'''
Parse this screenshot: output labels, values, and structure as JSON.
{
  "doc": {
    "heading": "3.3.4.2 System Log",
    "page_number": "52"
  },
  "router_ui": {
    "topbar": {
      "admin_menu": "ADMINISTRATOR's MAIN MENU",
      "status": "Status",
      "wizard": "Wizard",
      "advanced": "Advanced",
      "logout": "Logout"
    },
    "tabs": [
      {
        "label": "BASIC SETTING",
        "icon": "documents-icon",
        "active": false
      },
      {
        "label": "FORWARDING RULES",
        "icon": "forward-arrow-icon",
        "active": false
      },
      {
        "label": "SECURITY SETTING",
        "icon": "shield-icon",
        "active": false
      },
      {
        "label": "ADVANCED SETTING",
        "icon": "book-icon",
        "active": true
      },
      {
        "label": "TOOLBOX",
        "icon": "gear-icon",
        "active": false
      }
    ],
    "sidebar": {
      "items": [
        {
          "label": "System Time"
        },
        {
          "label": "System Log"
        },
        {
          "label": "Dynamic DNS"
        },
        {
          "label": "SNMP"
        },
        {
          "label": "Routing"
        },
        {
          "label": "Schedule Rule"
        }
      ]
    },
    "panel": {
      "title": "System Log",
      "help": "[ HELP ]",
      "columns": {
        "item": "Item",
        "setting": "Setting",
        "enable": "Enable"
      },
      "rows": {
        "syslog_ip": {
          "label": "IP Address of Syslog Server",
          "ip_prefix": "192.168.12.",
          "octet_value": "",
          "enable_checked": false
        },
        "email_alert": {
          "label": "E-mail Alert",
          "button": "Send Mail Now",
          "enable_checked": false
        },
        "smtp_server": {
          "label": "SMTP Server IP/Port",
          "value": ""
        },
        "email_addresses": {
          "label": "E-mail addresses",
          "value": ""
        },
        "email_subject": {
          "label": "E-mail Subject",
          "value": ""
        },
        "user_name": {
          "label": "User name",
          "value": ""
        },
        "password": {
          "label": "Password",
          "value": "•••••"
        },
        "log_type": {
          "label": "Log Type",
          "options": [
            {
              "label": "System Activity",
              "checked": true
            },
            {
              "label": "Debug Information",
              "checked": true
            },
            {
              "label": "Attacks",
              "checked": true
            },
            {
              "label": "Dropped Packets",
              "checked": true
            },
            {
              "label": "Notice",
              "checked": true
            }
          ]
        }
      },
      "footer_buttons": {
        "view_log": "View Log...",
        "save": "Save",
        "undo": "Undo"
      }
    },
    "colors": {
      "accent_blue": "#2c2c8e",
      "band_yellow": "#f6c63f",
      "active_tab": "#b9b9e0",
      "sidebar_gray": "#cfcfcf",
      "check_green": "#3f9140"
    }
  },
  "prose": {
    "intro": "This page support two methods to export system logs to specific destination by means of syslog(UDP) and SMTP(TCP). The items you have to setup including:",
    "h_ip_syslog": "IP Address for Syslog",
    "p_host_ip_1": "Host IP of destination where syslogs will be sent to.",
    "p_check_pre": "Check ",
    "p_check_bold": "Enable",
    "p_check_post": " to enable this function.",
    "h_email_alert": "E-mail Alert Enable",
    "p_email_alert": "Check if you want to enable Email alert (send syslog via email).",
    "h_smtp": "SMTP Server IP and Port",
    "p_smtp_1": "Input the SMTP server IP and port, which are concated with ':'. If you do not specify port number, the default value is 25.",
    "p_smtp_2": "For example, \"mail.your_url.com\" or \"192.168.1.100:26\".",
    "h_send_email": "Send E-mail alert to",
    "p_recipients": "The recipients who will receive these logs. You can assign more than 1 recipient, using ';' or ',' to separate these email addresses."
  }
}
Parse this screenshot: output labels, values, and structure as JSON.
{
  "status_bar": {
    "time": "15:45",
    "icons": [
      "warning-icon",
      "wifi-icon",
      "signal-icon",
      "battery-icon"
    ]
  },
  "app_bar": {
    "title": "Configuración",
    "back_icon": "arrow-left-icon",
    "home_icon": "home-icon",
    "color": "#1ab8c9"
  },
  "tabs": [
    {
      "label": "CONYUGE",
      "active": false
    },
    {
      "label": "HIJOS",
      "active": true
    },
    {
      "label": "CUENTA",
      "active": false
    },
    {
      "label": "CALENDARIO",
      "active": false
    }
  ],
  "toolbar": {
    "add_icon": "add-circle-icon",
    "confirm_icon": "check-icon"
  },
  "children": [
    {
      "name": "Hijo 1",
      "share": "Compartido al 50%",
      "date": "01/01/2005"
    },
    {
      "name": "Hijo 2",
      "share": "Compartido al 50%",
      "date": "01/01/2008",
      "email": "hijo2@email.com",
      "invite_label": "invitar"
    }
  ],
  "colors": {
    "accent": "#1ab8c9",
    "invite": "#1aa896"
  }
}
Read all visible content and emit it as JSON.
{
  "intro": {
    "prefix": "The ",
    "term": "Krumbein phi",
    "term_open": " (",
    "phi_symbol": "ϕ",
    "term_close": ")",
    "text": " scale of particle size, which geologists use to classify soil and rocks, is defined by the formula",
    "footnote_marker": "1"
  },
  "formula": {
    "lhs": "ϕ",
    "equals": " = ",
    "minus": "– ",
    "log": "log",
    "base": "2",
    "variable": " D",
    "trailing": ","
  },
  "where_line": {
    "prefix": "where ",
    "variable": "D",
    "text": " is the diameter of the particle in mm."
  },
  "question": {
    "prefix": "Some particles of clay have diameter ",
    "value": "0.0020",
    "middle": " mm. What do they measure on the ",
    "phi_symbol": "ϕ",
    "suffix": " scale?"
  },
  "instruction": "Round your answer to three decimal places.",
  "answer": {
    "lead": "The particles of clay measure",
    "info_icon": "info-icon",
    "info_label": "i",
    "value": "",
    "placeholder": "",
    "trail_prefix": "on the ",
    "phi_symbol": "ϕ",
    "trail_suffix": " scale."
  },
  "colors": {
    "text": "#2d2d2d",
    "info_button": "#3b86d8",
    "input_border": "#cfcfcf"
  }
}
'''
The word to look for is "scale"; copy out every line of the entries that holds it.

    "text": " scale of particle size, which geologists use to classify soil and rocks, is defined by the formula",
    "suffix": " scale?"
    "trail_suffix": " scale."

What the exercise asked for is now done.